But between these two great feasts, these two Sundays, is Holy Week, which carries all the richness of memories of the world-saving sufferings of Jesus Christ, which are reflected in all the divine services, prayers and sacred rites of Holy Week. Let us try, brothers and sisters, to draw as much as possible from this wealth, because this is a particularly blessed and sacred time in the entire Church-Liturgical year.
At the time of Jesus Christ’s entry into Jerusalem, the Jewish people cried out: “blessed is He Who cometh in the name of the Lord” (St. Matthew 21:9), thinking that Christ, taking the throne of David, would deliver them from Roman rule. But you and I, repeating these words, know that Christ is going to Jerusalem to suffer, to deliver us from the dominion of the devil, sin, damnation, and death. Let us not leave Him, brothers and sisters, alone in the midst of approaching suffering. Let us remember that the whole life of the Head of our salvation was a single Cross, which is made up of an innumerable number of crosses of all people, just as the sea is made up of drops. And no one touched His burden, except to make it heavier. Let us try, to the best of our feeble strength, to sympathize with Him, to detach ourselves, at least for a short time during the Holy Week, from our worldly carelessness and vanity, and to reflect on His sufferings, which were accepted for us.
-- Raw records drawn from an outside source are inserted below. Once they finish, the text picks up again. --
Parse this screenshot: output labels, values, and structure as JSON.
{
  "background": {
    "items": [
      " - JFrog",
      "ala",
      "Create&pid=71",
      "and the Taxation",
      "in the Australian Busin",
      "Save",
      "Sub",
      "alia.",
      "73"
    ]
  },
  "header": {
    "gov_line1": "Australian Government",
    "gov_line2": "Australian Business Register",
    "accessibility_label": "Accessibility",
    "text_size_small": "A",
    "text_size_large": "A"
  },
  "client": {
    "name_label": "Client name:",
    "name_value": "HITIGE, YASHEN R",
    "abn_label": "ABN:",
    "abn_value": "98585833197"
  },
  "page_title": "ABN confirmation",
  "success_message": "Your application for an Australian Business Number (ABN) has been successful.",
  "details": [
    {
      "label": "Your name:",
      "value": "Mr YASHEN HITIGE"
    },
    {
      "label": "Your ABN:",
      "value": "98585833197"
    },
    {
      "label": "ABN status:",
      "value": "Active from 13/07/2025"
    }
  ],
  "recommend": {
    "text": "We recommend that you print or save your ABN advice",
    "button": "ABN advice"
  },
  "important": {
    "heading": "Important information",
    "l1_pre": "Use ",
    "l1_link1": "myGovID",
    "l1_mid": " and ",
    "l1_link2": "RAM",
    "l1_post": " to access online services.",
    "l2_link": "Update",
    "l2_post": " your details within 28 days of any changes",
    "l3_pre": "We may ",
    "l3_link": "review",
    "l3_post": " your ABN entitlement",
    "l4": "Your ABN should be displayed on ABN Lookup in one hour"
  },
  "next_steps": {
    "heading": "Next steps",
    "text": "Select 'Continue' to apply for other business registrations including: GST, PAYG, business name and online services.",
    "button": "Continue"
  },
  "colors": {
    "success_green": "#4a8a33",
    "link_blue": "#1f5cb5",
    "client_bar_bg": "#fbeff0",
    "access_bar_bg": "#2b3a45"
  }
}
So, the Lord is coming to His voluntary Passion for the sake of our salvation — remember us, O Lord, when Thou comest, in They kingdom.